_WHAT IS EXPECTED:_ Can you restate the records below word for word?

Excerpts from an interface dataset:
- Opening Delimiter -

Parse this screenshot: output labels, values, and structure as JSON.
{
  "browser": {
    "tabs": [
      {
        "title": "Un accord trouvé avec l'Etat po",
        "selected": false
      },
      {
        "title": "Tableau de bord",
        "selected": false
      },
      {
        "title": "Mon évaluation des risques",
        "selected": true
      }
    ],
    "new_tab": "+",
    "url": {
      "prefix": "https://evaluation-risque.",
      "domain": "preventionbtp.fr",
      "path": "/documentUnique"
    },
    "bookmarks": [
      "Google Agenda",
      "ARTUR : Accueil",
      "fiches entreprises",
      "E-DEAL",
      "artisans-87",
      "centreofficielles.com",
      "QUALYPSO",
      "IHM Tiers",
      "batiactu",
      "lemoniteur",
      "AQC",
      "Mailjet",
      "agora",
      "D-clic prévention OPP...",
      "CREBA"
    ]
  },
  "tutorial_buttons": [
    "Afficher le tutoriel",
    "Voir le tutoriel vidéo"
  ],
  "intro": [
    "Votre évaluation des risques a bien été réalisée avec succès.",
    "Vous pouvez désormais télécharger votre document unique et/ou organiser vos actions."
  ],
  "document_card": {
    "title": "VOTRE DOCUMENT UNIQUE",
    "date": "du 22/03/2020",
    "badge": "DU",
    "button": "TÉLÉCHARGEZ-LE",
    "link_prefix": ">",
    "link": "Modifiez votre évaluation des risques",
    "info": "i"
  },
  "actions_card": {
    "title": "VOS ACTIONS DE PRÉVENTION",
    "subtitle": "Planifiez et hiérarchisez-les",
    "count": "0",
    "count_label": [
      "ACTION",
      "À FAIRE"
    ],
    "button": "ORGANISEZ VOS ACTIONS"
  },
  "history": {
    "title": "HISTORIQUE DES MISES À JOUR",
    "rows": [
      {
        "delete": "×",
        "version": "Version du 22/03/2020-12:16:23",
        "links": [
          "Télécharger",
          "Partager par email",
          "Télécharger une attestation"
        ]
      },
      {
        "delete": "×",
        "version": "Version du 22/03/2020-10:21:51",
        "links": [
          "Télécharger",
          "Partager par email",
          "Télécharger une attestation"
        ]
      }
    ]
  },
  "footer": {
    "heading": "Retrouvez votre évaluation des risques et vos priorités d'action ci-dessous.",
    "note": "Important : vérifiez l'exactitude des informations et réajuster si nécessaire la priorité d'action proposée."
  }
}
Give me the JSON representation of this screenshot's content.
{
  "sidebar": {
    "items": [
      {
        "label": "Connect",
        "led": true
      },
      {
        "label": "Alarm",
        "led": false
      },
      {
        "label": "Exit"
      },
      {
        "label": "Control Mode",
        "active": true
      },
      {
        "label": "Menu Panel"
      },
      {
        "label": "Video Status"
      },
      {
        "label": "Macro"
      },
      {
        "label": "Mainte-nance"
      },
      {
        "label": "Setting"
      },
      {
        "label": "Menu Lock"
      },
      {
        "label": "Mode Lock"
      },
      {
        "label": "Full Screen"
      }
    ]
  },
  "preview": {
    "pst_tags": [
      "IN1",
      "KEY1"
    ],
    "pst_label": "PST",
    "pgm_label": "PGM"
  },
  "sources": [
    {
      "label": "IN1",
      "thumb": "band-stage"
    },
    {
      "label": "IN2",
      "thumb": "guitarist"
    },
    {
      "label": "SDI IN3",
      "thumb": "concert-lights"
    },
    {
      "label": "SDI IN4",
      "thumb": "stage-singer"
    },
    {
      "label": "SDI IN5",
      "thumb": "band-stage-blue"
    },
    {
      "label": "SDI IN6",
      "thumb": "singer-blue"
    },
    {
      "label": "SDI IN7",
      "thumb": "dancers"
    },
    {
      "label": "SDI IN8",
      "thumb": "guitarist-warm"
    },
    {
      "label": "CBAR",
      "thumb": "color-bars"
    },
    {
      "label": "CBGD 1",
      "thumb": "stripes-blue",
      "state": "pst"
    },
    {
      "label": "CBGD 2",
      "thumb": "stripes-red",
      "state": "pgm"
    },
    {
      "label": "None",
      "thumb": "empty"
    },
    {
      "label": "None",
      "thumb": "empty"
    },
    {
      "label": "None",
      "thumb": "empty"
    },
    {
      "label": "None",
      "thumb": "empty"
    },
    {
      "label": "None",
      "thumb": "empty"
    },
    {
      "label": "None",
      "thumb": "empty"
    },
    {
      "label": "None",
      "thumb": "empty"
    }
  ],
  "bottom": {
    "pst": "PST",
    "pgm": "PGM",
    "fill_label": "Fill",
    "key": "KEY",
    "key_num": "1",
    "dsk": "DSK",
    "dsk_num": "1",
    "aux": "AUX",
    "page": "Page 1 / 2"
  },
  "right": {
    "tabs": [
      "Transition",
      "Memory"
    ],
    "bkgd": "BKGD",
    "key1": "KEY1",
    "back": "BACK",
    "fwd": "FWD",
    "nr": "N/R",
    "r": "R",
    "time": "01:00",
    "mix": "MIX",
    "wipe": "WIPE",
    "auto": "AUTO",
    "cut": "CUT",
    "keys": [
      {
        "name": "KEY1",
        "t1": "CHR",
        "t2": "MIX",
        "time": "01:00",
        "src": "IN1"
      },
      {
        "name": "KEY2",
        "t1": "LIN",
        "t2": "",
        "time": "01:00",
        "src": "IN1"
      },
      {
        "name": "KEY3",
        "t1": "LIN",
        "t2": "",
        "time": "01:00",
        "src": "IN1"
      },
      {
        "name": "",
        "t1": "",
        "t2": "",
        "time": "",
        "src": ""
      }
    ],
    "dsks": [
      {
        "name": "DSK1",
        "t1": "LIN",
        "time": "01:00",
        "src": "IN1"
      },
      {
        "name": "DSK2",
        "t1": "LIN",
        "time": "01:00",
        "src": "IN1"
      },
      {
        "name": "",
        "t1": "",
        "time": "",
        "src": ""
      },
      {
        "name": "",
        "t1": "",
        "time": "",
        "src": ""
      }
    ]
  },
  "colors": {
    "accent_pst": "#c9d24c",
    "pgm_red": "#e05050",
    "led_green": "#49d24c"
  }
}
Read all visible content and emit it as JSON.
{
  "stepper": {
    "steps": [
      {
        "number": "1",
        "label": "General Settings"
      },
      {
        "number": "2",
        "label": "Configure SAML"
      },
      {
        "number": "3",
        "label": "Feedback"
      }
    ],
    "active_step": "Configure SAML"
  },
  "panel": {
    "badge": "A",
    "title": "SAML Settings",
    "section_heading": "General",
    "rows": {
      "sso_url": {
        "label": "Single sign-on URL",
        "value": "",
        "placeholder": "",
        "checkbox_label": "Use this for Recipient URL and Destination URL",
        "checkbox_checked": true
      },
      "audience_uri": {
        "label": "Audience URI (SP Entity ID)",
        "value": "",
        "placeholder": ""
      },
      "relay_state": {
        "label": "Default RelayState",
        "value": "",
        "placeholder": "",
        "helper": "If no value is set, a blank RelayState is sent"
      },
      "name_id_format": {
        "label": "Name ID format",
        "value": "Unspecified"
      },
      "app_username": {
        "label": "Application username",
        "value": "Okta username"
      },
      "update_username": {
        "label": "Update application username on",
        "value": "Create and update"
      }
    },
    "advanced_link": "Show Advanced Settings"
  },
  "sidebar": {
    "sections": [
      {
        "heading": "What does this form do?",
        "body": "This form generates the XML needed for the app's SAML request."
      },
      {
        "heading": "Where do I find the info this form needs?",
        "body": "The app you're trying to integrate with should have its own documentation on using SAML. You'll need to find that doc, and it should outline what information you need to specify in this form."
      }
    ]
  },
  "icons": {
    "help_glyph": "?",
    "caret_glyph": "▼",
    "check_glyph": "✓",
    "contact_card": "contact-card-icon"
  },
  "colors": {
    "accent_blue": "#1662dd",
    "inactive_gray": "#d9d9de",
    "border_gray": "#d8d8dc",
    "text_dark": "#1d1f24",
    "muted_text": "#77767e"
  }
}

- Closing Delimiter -

_WRITTEN RESPONSE:_
Parse this screenshot: output labels, values, and structure as JSON.
{
  "browser": {
    "tabs": [
      {
        "title": "Un accord trouvé avec l'Etat po",
        "selected": false
      },
      {
        "title": "Tableau de bord",
        "selected": false
      },
      {
        "title": "Mon évaluation des risques",
        "selected": true
      }
    ],
    "new_tab": "+",
    "url": {
      "prefix": "https://evaluation-risque.",
      "domain": "preventionbtp.fr",
      "path": "/documentUnique"
    },
    "bookmarks": [
      "Google Agenda",
      "ARTUR : Accueil",
      "fiches entreprises",
      "E-DEAL",
      "artisans-87",
      "centreofficielles.com",
      "QUALYPSO",
      "IHM Tiers",
      "batiactu",
      "lemoniteur",
      "AQC",
      "Mailjet",
      "agora",
      "D-clic prévention OPP...",
      "CREBA"
    ]
  },
  "tutorial_buttons": [
    "Afficher le tutoriel",
    "Voir le tutoriel vidéo"
  ],
  "intro": [
    "Votre évaluation des risques a bien été réalisée avec succès.",
    "Vous pouvez désormais télécharger votre document unique et/ou organiser vos actions."
  ],
  "document_card": {
    "title": "VOTRE DOCUMENT UNIQUE",
    "date": "du 22/03/2020",
    "badge": "DU",
    "button": "TÉLÉCHARGEZ-LE",
    "link_prefix": ">",
    "link": "Modifiez votre évaluation des risques",
    "info": "i"
  },
  "actions_card": {
    "title": "VOS ACTIONS DE PRÉVENTION",
    "subtitle": "Planifiez et hiérarchisez-les",
    "count": "0",
    "count_label": [
      "ACTION",
      "À FAIRE"
    ],
    "button": "ORGANISEZ VOS ACTIONS"
  },
  "history": {
    "title": "HISTORIQUE DES MISES À JOUR",
    "rows": [
      {
        "delete": "×",
        "version": "Version du 22/03/2020-12:16:23",
        "links": [
          "Télécharger",
          "Partager par email",
          "Télécharger une attestation"
        ]
      },
      {
        "delete": "×",
        "version": "Version du 22/03/2020-10:21:51",
        "links": [
          "Télécharger",
          "Partager par email",
          "Télécharger une attestation"
        ]
      }
    ]
  },
  "footer": {
    "heading": "Retrouvez votre évaluation des risques et vos priorités d'action ci-dessous.",
    "note": "Important : vérifiez l'exactitude des informations et réajuster si nécessaire la priorité d'action proposée."
  }
}
Give me the JSON representation of this screenshot's content.
{
  "sidebar": {
    "items": [
      {
        "label": "Connect",
        "led": true
      },
      {
        "label": "Alarm",
        "led": false
      },
      {
        "label": "Exit"
      },
      {
        "label": "Control Mode",
        "active": true
      },
      {
        "label": "Menu Panel"
      },
      {
        "label": "Video Status"
      },
      {
        "label": "Macro"
      },
      {
        "label": "Mainte-nance"
      },
      {
        "label": "Setting"
      },
      {
        "label": "Menu Lock"
      },
      {
        "label": "Mode Lock"
      },
      {
        "label": "Full Screen"
      }
    ]
  },
  "preview": {
    "pst_tags": [
      "IN1",
      "KEY1"
    ],
    "pst_label": "PST",
    "pgm_label": "PGM"
  },
  "sources": [
    {
      "label": "IN1",
      "thumb": "band-stage"
    },
    {
      "label": "IN2",
      "thumb": "guitarist"
    },
    {
      "label": "SDI IN3",
      "thumb": "concert-lights"
    },
    {
      "label": "SDI IN4",
      "thumb": "stage-singer"
    },
    {
      "label": "SDI IN5",
      "thumb": "band-stage-blue"
    },
    {
      "label": "SDI IN6",
      "thumb": "singer-blue"
    },
    {
      "label": "SDI IN7",
      "thumb": "dancers"
    },
    {
      "label": "SDI IN8",
      "thumb": "guitarist-warm"
    },
    {
      "label": "CBAR",
      "thumb": "color-bars"
    },
    {
      "label": "CBGD 1",
      "thumb": "stripes-blue",
      "state": "pst"
    },
    {
      "label": "CBGD 2",
      "thumb": "stripes-red",
      "state": "pgm"
    },
    {
      "label": "None",
      "thumb": "empty"
    },
    {
      "label": "None",
      "thumb": "empty"
    },
    {
      "label": "None",
      "thumb": "empty"
    },
    {
      "label": "None",
      "thumb": "empty"
    },
    {
      "label": "None",
      "thumb": "empty"
    },
    {
      "label": "None",
      "thumb": "empty"
    },
    {
      "label": "None",
      "thumb": "empty"
    }
  ],
  "bottom": {
    "pst": "PST",
    "pgm": "PGM",
    "fill_label": "Fill",
    "key": "KEY",
    "key_num": "1",
    "dsk": "DSK",
    "dsk_num": "1",
    "aux": "AUX",
    "page": "Page 1 / 2"
  },
  "right": {
    "tabs": [
      "Transition",
      "Memory"
    ],
    "bkgd": "BKGD",
    "key1": "KEY1",
    "back": "BACK",
    "fwd": "FWD",
    "nr": "N/R",
    "r": "R",
    "time": "01:00",
    "mix": "MIX",
    "wipe": "WIPE",
    "auto": "AUTO",
    "cut": "CUT",
    "keys": [
      {
        "name": "KEY1",
        "t1": "CHR",
        "t2": "MIX",
        "time": "01:00",
        "src": "IN1"
      },
      {
        "name": "KEY2",
        "t1": "LIN",
        "t2": "",
        "time": "01:00",
        "src": "IN1"
      },
      {
        "name": "KEY3",
        "t1": "LIN",
        "t2": "",
        "time": "01:00",
        "src": "IN1"
      },
      {
        "name": "",
        "t1": "",
        "t2": "",
        "time": "",
        "src": ""
      }
    ],
    "dsks": [
      {
        "name": "DSK1",
        "t1": "LIN",
        "time": "01:00",
        "src": "IN1"
      },
      {
        "name": "DSK2",
        "t1": "LIN",
        "time": "01:00",
        "src": "IN1"
      },
      {
        "name": "",
        "t1": "",
        "time": "",
        "src": ""
      },
      {
        "name": "",
        "t1": "",
        "time": "",
        "src": ""
      }
    ]
  },
  "colors": {
    "accent_pst": "#c9d24c",
    "pgm_red": "#e05050",
    "led_green": "#49d24c"
  }
}
Read all visible content and emit it as JSON.
{
  "stepper": {
    "steps": [
      {
        "number": "1",
        "label": "General Settings"
      },
      {
        "number": "2",
        "label": "Configure SAML"
      },
      {
        "number": "3",
        "label": "Feedback"
      }
    ],
    "active_step": "Configure SAML"
  },
  "panel": {
    "badge": "A",
    "title": "SAML Settings",
    "section_heading": "General",
    "rows": {
      "sso_url": {
        "label": "Single sign-on URL",
        "value": "",
        "placeholder": "",
        "checkbox_label": "Use this for Recipient URL and Destination URL",
        "checkbox_checked": true
      },
      "audience_uri": {
        "label": "Audience URI (SP Entity ID)",
        "value": "",
        "placeholder": ""
      },
      "relay_state": {
        "label": "Default RelayState",
        "value": "",
        "placeholder": "",
        "helper": "If no value is set, a blank RelayState is sent"
      },
      "name_id_format": {
        "label": "Name ID format",
        "value": "Unspecified"
      },
      "app_username": {
        "label": "Application username",
        "value": "Okta username"
      },
      "update_username": {
        "label": "Update application username on",
        "value": "Create and update"
      }
    },
    "advanced_link": "Show Advanced Settings"
  },
  "sidebar": {
    "sections": [
      {
        "heading": "What does this form do?",
        "body": "This form generates the XML needed for the app's SAML request."
      },
      {
        "heading": "Where do I find the info this form needs?",
        "body": "The app you're trying to integrate with should have its own documentation on using SAML. You'll need to find that doc, and it should outline what information you need to specify in this form."
      }
    ]
  },
  "icons": {
    "help_glyph": "?",
    "caret_glyph": "▼",
    "check_glyph": "✓",
    "contact_card": "contact-card-icon"
  },
  "colors": {
    "accent_blue": "#1662dd",
    "inactive_gray": "#d9d9de",
    "border_gray": "#d8d8dc",
    "text_dark": "#1d1f24",
    "muted_text": "#77767e"
  }
}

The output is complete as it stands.